Review of Network Economics
Vol.6, Issue 2 – June 2007
Although the history of P2P networks can be traced to early Internet applications, suchas Usenet and DNS, P2P networks have gained particular popularity in recent yearsbecause of file sharing – notably the sharing of unlicensed copyrighted files. This illegalfile sharing led media companies to initially eschew P2P networks as content distributionplatforms and to resort to a series of lawsuits against these services. Even those P2Pcompanies that were able to make a transition from illegal content distribution to“legitimate” content delivery services, such as Napster, were frequently forced by contentproviders to adopt a centralized client-server delivery mechanism, instead of a traditionalP2P architecture.Recently, however, media distribution companies have started to test the use of P2Pnetworks as part of their promotion and distribution strategy. Established artists, such asSteve Winwood, have used P2P networks to distribute free copies of their songs intendedto promote recently released albums (Reuters, 2004). Extending this concept, companiessuch as Peer Imact, INTENT Mediaworks (Young
, 2005), Altnet (AP, 2003), SnoCap(Healey, 2004), and weed-files.com (Dean, 2004) offer media companies and artists withsecure distribution of content over P2P networks and platforms to allow consumers tosample and purchase desired content. Other companies are using P2P for the distribution of digital radio (AudioFeast, Indie911), “broadcast” video (Cybersky, DAVE TV,NetCableTV, Kontiki), and independent films (Transmission Films, Cinequest FilmFestival) (Schonfeld 2002). More recently, Warner Brothers Home Entertainment Groupannounced that they will use BitTorrent to distribute protected copies of their movies andtelevision shows (see Marlowe, 2006).Other companies have also incorporated P2P services into a wide-variety of businessapplications. For example, P2P-based sharing of compute capacity has been adopted forcollaborative computing (for example, SETI@Home), instant messaging, enterpriseinformation sharing (for example, Bad Blue), and distributed data storage (PeerioData)(Krishnan
, 2004). Recently, there is blurring of distinction between different P2P-based applications. For example, at one point, the Kazaa user agreement gave Kazaa’sparent company, Brilliant Digital Entertainment, the right to sell extra processing power aspart of their business model (Carlson, 2002).In this article, we analyze the economic characteristics of P2P networks, and discusshow these characteristics impact their use as distribution mechanisms for both legitimateand illegitimate content. The remainder of the article proceeds as follows. In Section 2, weanalyze the characteristics and history of P2P networks, highlighting why P2P networksmay be important for online business models.
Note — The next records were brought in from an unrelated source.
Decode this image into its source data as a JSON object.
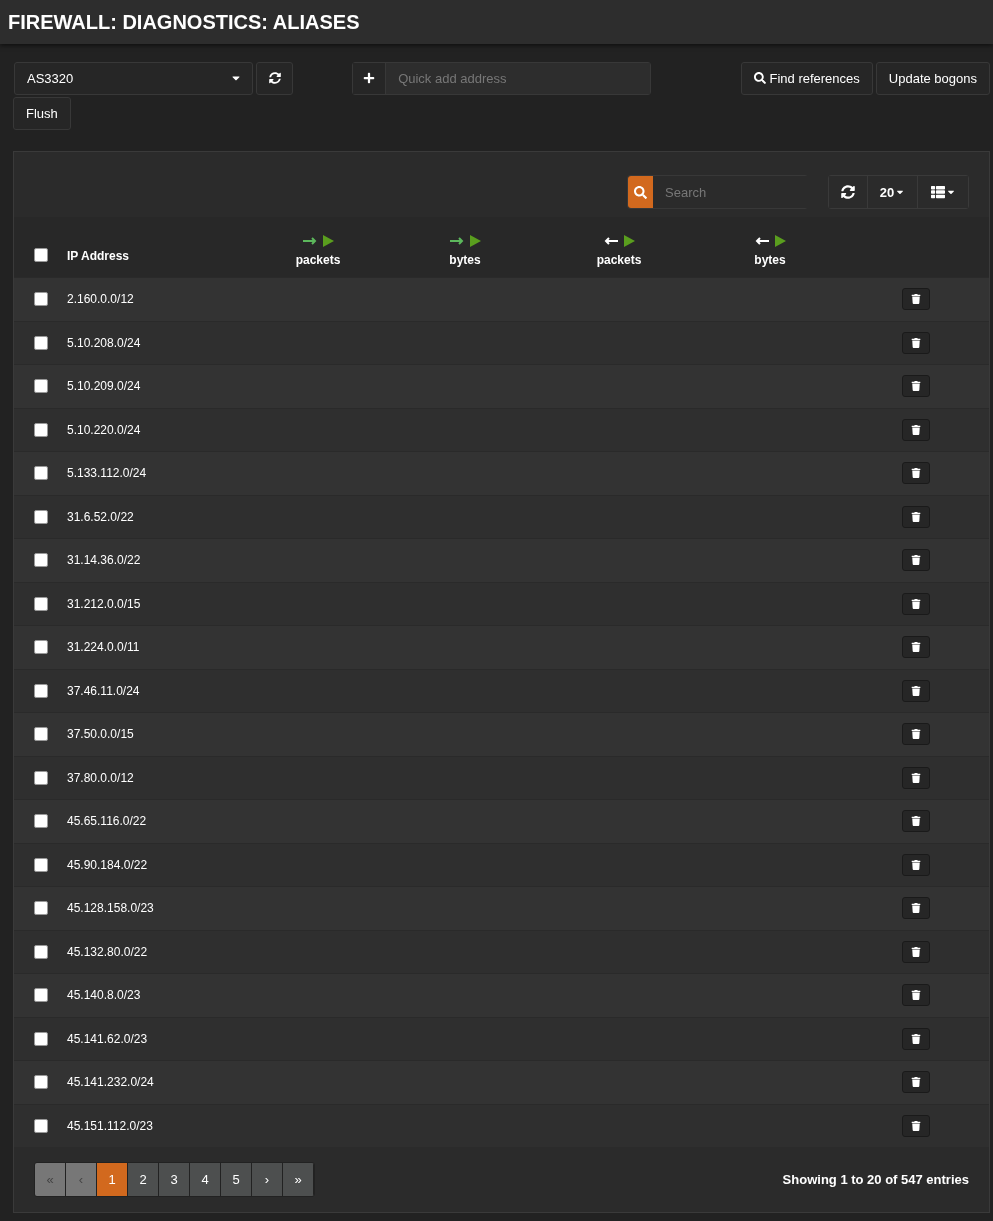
{
  "header": {
    "title": "FIREWALL: DIAGNOSTICS: ALIASES"
  },
  "toolbar": {
    "alias_select": "AS3320",
    "quick_add": {
      "placeholder": "Quick add address"
    },
    "find_references": "Find references",
    "update_bogons": "Update bogons",
    "flush": "Flush"
  },
  "grid": {
    "search": {
      "placeholder": "Search"
    },
    "page_size": "20",
    "columns": [
      {
        "kind": "ip",
        "label": "IP Address"
      },
      {
        "kind": "in",
        "label": "packets"
      },
      {
        "kind": "in",
        "label": "bytes"
      },
      {
        "kind": "out",
        "label": "packets"
      },
      {
        "kind": "out",
        "label": "bytes"
      }
    ],
    "rows": [
      {
        "ip": "2.160.0.0/12",
        "checked": false
      },
      {
        "ip": "5.10.208.0/24",
        "checked": false
      },
      {
        "ip": "5.10.209.0/24",
        "checked": false
      },
      {
        "ip": "5.10.220.0/24",
        "checked": false
      },
      {
        "ip": "5.133.112.0/24",
        "checked": false
      },
      {
        "ip": "31.6.52.0/22",
        "checked": false
      },
      {
        "ip": "31.14.36.0/22",
        "checked": false
      },
      {
        "ip": "31.212.0.0/15",
        "checked": false
      },
      {
        "ip": "31.224.0.0/11",
        "checked": false
      },
      {
        "ip": "37.46.11.0/24",
        "checked": false
      },
      {
        "ip": "37.50.0.0/15",
        "checked": false
      },
      {
        "ip": "37.80.0.0/12",
        "checked": false
      },
      {
        "ip": "45.65.116.0/22",
        "checked": false
      },
      {
        "ip": "45.90.184.0/22",
        "checked": false
      },
      {
        "ip": "45.128.158.0/23",
        "checked": false
      },
      {
        "ip": "45.132.80.0/22",
        "checked": false
      },
      {
        "ip": "45.140.8.0/23",
        "checked": false
      },
      {
        "ip": "45.141.62.0/23",
        "checked": false
      },
      {
        "ip": "45.141.232.0/24",
        "checked": false
      },
      {
        "ip": "45.151.112.0/23",
        "checked": false
      }
    ],
    "select_all": {
      "checked": false
    },
    "pagination": [
      {
        "label": "«",
        "selected": false,
        "disabled": true
      },
      {
        "label": "‹",
        "selected": false,
        "disabled": true
      },
      {
        "label": "1",
        "selected": true,
        "disabled": false
      },
      {
        "label": "2",
        "selected": false,
        "disabled": false
      },
      {
        "label": "3",
        "selected": false,
        "disabled": false
      },
      {
        "label": "4",
        "selected": false,
        "disabled": false
      },
      {
        "label": "5",
        "selected": false,
        "disabled": false
      },
      {
        "label": "›",
        "selected": false,
        "disabled": false
      },
      {
        "label": "»",
        "selected": false,
        "disabled": false
      }
    ],
    "info": "Showing 1 to 20 of 547 entries"
  }
}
In Section 3, we discuss the economiccharacteristics of P2P networks and review the relevant economic and computer scienceliteratures on P2P networks with an emphasis on the efficiency issues that need to beaddressed when P2P networks are used as part of a business model. In Section 4, weconclude that although P2P networks have potential advantages over traditionaldistribution channels, several important issues need to be considered for P2P to be used aspart of a business model.
As noted above, the peer-to-peer architecture has its roots in the early design of theInternet and many early Internet applications, such as the early ARPAnet backbone, and